      • There’s a lot of sources and the brandy can be made using different berries and stone fruits like apricots and peaches. With blackberries, after the fruit and brandy have “fused”, for a month or so, strain out the fruit and use it to make jam or jellies so nothing goes to waste. In my old college days we made Kahlua: strong brewed coffee, Vanilla extract and Brandy. It was good and kept us awake studying for finals!
        links: https://www.youtube.com/watch?v=v5RtnsJgHtY

  5. Its so sad about droughts, they say it has nothing to do with global warming but I disagree and think it does, with all the melting of the glaciers, it is not normal. Your homestead is beautiful and I appreciate the tour. Thanks for listing my Weekend party hope you can stop by again this weekend. Enjoy your day!

    • Hello, Karren. I truly believe that our wild weather is due to global warming. I know, I know, there were record cold snaps in the country this year, but here in California we had record warmth! Thank you for the compliment. Of course I am partial, but I do believe that my homestead is beautiful! Have a great weekend!

  6. We have been in a dought the past few years until this year. I just saw a list of seeds that are not drought resistant but the called them drought evaders because they mature after whatever spring rains you get and before they have to go through July and August. I think it was in Mother Earth News. There were a lot of short season varieties.

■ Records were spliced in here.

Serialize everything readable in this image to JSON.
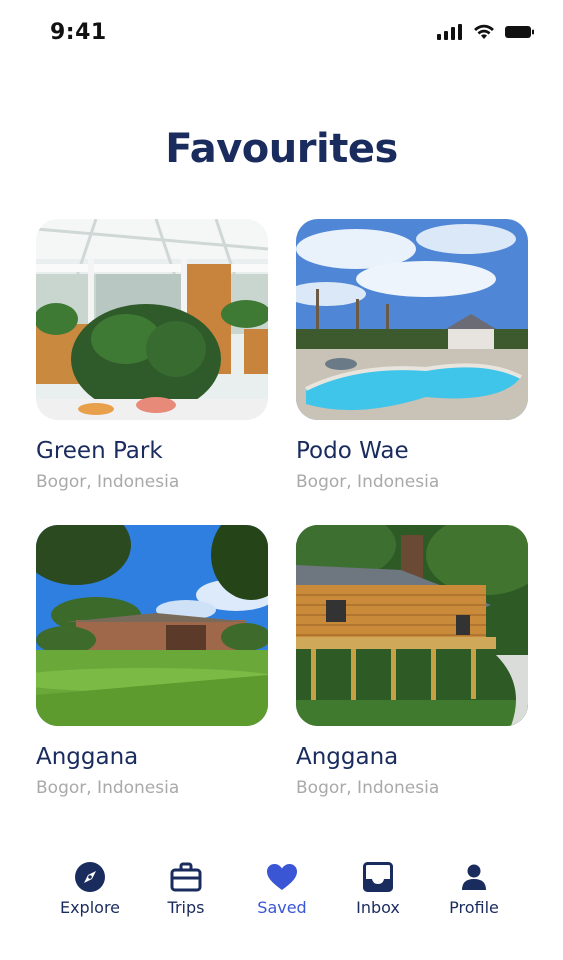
{
  "status_bar": {
    "time": "9:41"
  },
  "page": {
    "title": "Favourites"
  },
  "favourites": [
    {
      "name": "Green Park",
      "location": "Bogor, Indonesia"
    },
    {
      "name": "Podo Wae",
      "location": "Bogor, Indonesia"
    },
    {
      "name": "Anggana",
      "location": "Bogor, Indonesia"
    },
    {
      "name": "Anggana",
      "location": "Bogor, Indonesia"
    }
  ],
  "tabs": [
    {
      "label": "Explore",
      "icon": "compass-icon"
    },
    {
      "label": "Trips",
      "icon": "briefcase-icon"
    },
    {
      "label": "Saved",
      "icon": "heart-icon",
      "active": true
    },
    {
      "label": "Inbox",
      "icon": "inbox-icon"
    },
    {
      "label": "Profile",
      "icon": "person-icon"
    }
  ],
  "colors": {
    "primary": "#1a2b5e",
    "accent": "#3a56d4",
    "muted": "#a9a9a9"
  }
}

    • Oh, what a great idea! I will have to find that article – thanks for the tip. Luckily we got enough rain this past winter and spring to fill up our three 1,100 gallon rain barrels. We are getting another one this fall, so we will be able to harvest 4,400 gallons of rainwater. Take that you nasty draught! Haha. Thanks for stopping by, Kathy. It was good to hear from you again!

  7. Hi Vickie,
    I’m sorry to hear that so many of your edibles are being affected by the drought 🙁 We often have dry spells and hot weather right about now…but this year it has been cool and much wetter than usual. Not sure if I’ll get any peppers!

    I hope you get some rain soon. Thanks for sharing on The HomeAcre Hop!

  8. Definitely a mixed bag of good and not so good – I’d heard on the news about the drought – how that it is breaking records – we’ve been there before, it is not fun, though you do find out what can survive! I hope you’re feeling well and your rotator cuff is healing, my husband had to have his repaired – take great care of yourself! I do appreciate you sharing with Home and Garden Thursday,

    • Thank you for your support, Kathy! Since we have never irrigated anything on our future homestead except our fruit and nut orchard, I assume everything else there should survive in some type of mode through the drought. That being said, we have some lovely wild irises all over the property that didn’t bloom this year. I guess they are in survival mode – as well as the thistle and rose hips. See you again on Thursday!

  9. Glad to hear that there is some good things happening! Sure hope you get some relief from the drought soon! And hope you get feeling better too! Thanks for sharing with SYC.

    • I know – big spikes – and they hurt! I have to pick them with gloves. This will be my first year making jelly with those – wish me luck!

  10. Aha….I found the comment section. Love your blog, your photos and recipes. They are wonderful. It takes me back to my young years when we lived in the country in the Adelaide Hills in Australia. We lived next door to our landlord who grew an abundance of produce which he occasionally shared with us. He also grew what I knew as gooseberries but they didn’t have the prickly outer skin covering that yours have. I personally didn’t like them ,but when fruit is given to you free it is used with grateful thanks. Us three girls had a beautiful time there but was a lean time for our parents who were trying to save for a house for us. This was in the early 60’s.
    Thanks again
    Alexa from Sydney, Australia

    • Hello, Alexa – so good to meet you! Aren’t those gooseberries scary looking? But, I must admit, they do lend a nice sweet/tart flavor to the blackberries. Thanks for stopping by!